5. Historically, Nintendo has been—frankly—unapologetically ass-backwards when it comes to online infrastructure. The Wii is a perfect example. The 3DS is certainly better. It fully embraces online shopping and gaming. Mario Kart 7 and Kid Icarus: Uprising are wonderfully competent online, and the recent eShop upgrade that allows me to pay exactly what I need to pay to buy something is great. I might caution, however, that these improvements merely bring Nintendo up to the bare minimum status quo. I don’t really think Nintendo can be congratulated for implementing something that Microsoft and Sony have been doing for the better part of a decade. How seriously is Nintendo committed to a fully functional, fully featured online experience for the Wii U? Will Wii U and 3DS accounts be linked? On PSN, for example, my Vita and PS3 are both linked to a centralized PSN account, which stores my funds. If I add $20 to my PSN account, I can buy downloadable content on my PS3 AND my Vita—I don’t have to mess with separate transactions for both. The recent news that Nintendo will be releasing full retail games for download is shockingly proactive, but the news that downloads will be tied to a single system—just like the Wii—really tempers that news. That leads me to my next question.

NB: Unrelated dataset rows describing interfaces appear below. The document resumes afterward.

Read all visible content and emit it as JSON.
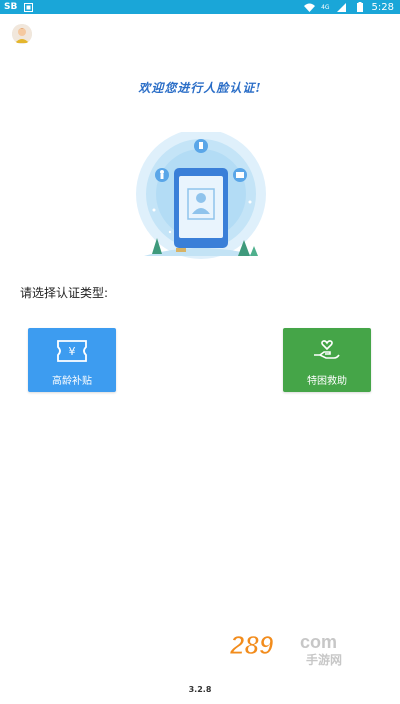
{
  "status_bar": {
    "left_label": "SB",
    "time": "5:28",
    "signal_label": "4G"
  },
  "header": {
    "welcome_text": "欢迎您进行人脸认证!"
  },
  "auth": {
    "prompt": "请选择认证类型:",
    "options": [
      {
        "label": "高龄补贴",
        "icon": "yen-ticket-icon",
        "color": "#3d9cf0"
      },
      {
        "label": "特困救助",
        "icon": "hand-heart-icon",
        "color": "#45a548"
      }
    ]
  },
  "watermark": {
    "brand": "289",
    "domain": "com",
    "sub": "手游网"
  },
  "footer": {
    "version": "3.2.8"
  }
}
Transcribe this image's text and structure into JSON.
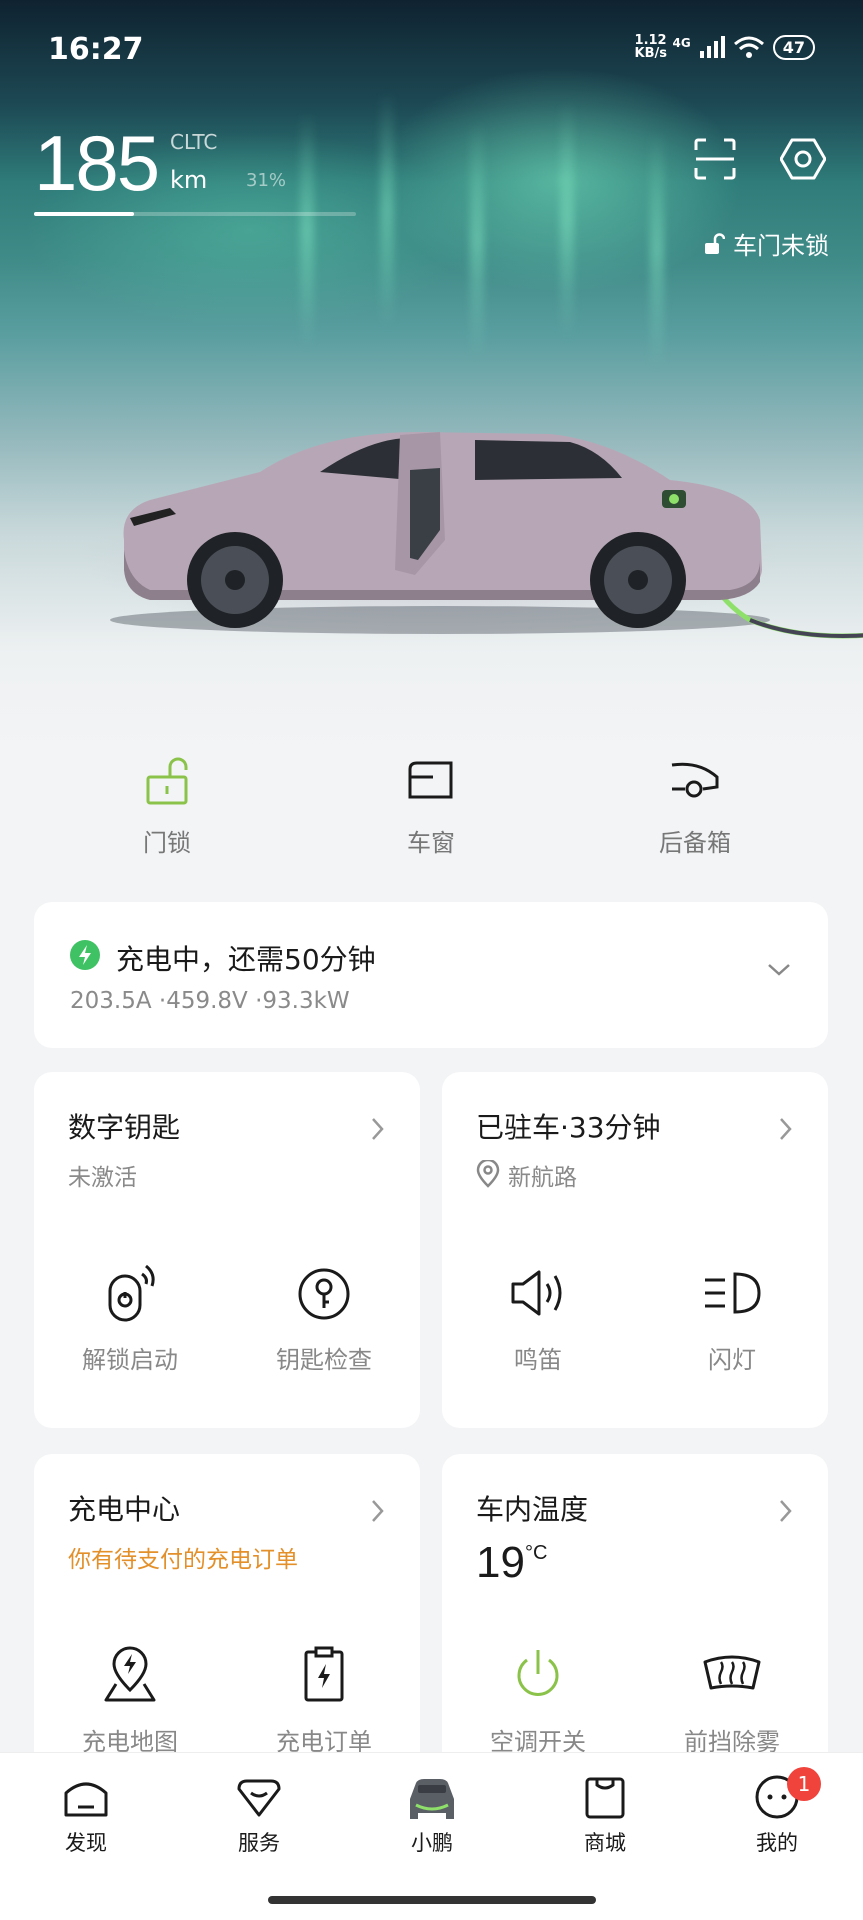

6. The other much-maligned sticking point with the Wii’s downloadable content is how downloads are tied to the system, not a centralized account. When I bought a new Wii because my launch unit went kaput, the NOA representative told me they could not transfer my downloaded software to the new system. Instead, I actually had to pay to repair the old system—which is what I wanted to avoid in the first place. Will the Wii U have the same limitation? How did Nintendo justify this inane decision during the Wii’s development? Did nobody think it would be a problem or was it simply a limitation of the available technology—to Nintendo (not to Sony or Microsoft)? The recent news from Nintendo Direct, that full retail downloads will be tied to specific systems, means that Nintendo is keeping up this trend. What is the reason for sticking with this?
7. As you may recall, the Wii was difficult to find at launch due to production shortages and extremely high demand. Do you expect the same demand this time around, and have you taken steps to avoid shortages?
8. We haven’t seen a really stellar launch game for a Nintendo system since, arguably, Super Mario 64. Twilight Princess doesn’t really count—it was a GameCube game. Can we expect that trend to reverse itself for the Wii U? What will be the “killer app” that gets asses in camping chairs on launch day? How aggressively is Nintendo pursuing quality 3rd-party relationships to help with a strong launch? What lessons did Nintendo learn from the botched 3DS launch?
Well, that was cathartic. What questions would you like Reggie, Iwata, or anyone else to answer?